BEGIN
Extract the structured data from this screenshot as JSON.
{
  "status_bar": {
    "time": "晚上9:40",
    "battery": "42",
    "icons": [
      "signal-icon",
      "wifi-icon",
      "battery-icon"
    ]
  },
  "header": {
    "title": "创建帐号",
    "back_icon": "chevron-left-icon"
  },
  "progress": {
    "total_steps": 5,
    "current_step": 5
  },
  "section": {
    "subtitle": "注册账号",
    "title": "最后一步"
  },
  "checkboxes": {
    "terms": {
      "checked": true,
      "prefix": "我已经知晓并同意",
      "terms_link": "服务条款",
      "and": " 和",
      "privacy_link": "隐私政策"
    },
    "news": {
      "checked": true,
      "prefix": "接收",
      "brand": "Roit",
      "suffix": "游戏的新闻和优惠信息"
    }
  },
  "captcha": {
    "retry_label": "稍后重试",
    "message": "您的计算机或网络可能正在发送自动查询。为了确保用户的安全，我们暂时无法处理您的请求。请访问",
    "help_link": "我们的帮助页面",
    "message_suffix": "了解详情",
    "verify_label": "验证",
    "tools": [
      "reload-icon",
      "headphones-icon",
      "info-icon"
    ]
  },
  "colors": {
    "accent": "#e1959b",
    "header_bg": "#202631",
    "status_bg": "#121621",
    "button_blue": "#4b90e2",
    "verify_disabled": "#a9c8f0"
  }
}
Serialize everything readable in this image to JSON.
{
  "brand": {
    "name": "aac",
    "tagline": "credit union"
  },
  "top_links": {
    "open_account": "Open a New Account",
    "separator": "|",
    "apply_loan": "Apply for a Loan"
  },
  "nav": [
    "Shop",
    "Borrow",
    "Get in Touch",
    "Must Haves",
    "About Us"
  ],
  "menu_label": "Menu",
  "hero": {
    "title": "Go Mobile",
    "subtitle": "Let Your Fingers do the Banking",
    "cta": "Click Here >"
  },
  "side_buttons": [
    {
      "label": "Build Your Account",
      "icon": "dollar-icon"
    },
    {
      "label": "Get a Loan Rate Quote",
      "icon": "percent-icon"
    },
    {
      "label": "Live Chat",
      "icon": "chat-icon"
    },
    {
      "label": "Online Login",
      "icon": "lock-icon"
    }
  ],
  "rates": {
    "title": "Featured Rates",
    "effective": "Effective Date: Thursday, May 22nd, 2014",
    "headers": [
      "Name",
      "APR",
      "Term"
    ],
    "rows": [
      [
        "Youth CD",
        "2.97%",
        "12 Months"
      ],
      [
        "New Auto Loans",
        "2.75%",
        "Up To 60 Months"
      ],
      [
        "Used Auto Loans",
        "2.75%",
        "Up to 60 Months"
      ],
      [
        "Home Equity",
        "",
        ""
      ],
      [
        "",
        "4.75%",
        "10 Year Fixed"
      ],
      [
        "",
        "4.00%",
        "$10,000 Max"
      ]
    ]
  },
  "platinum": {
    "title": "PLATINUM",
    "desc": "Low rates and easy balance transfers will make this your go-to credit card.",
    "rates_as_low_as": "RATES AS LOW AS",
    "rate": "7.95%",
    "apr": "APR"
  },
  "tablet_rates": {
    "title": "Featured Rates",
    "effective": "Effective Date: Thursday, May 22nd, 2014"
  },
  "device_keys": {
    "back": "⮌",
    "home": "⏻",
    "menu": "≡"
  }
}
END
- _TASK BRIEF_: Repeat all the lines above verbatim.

- _ANSWER BOX_:
Extract the structured data from this screenshot as JSON.
{
  "status_bar": {
    "time": "晚上9:40",
    "battery": "42",
    "icons": [
      "signal-icon",
      "wifi-icon",
      "battery-icon"
    ]
  },
  "header": {
    "title": "创建帐号",
    "back_icon": "chevron-left-icon"
  },
  "progress": {
    "total_steps": 5,
    "current_step": 5
  },
  "section": {
    "subtitle": "注册账号",
    "title": "最后一步"
  },
  "checkboxes": {
    "terms": {
      "checked": true,
      "prefix": "我已经知晓并同意",
      "terms_link": "服务条款",
      "and": " 和",
      "privacy_link": "隐私政策"
    },
    "news": {
      "checked": true,
      "prefix": "接收",
      "brand": "Roit",
      "suffix": "游戏的新闻和优惠信息"
    }
  },
  "captcha": {
    "retry_label": "稍后重试",
    "message": "您的计算机或网络可能正在发送自动查询。为了确保用户的安全，我们暂时无法处理您的请求。请访问",
    "help_link": "我们的帮助页面",
    "message_suffix": "了解详情",
    "verify_label": "验证",
    "tools": [
      "reload-icon",
      "headphones-icon",
      "info-icon"
    ]
  },
  "colors": {
    "accent": "#e1959b",
    "header_bg": "#202631",
    "status_bg": "#121621",
    "button_blue": "#4b90e2",
    "verify_disabled": "#a9c8f0"
  }
}
Serialize everything readable in this image to JSON.
{
  "brand": {
    "name": "aac",
    "tagline": "credit union"
  },
  "top_links": {
    "open_account": "Open a New Account",
    "separator": "|",
    "apply_loan": "Apply for a Loan"
  },
  "nav": [
    "Shop",
    "Borrow",
    "Get in Touch",
    "Must Haves",
    "About Us"
  ],
  "menu_label": "Menu",
  "hero": {
    "title": "Go Mobile",
    "subtitle": "Let Your Fingers do the Banking",
    "cta": "Click Here >"
  },
  "side_buttons": [
    {
      "label": "Build Your Account",
      "icon": "dollar-icon"
    },
    {
      "label": "Get a Loan Rate Quote",
      "icon": "percent-icon"
    },
    {
      "label": "Live Chat",
      "icon": "chat-icon"
    },
    {
      "label": "Online Login",
      "icon": "lock-icon"
    }
  ],
  "rates": {
    "title": "Featured Rates",
    "effective": "Effective Date: Thursday, May 22nd, 2014",
    "headers": [
      "Name",
      "APR",
      "Term"
    ],
    "rows": [
      [
        "Youth CD",
        "2.97%",
        "12 Months"
      ],
      [
        "New Auto Loans",
        "2.75%",
        "Up To 60 Months"
      ],
      [
        "Used Auto Loans",
        "2.75%",
        "Up to 60 Months"
      ],
      [
        "Home Equity",
        "",
        ""
      ],
      [
        "",
        "4.75%",
        "10 Year Fixed"
      ],
      [
        "",
        "4.00%",
        "$10,000 Max"
      ]
    ]
  },
  "platinum": {
    "title": "PLATINUM",
    "desc": "Low rates and easy balance transfers will make this your go-to credit card.",
    "rates_as_low_as": "RATES AS LOW AS",
    "rate": "7.95%",
    "apr": "APR"
  },
  "tablet_rates": {
    "title": "Featured Rates",
    "effective": "Effective Date: Thursday, May 22nd, 2014"
  },
  "device_keys": {
    "back": "⮌",
    "home": "⏻",
    "menu": "≡"
  }
}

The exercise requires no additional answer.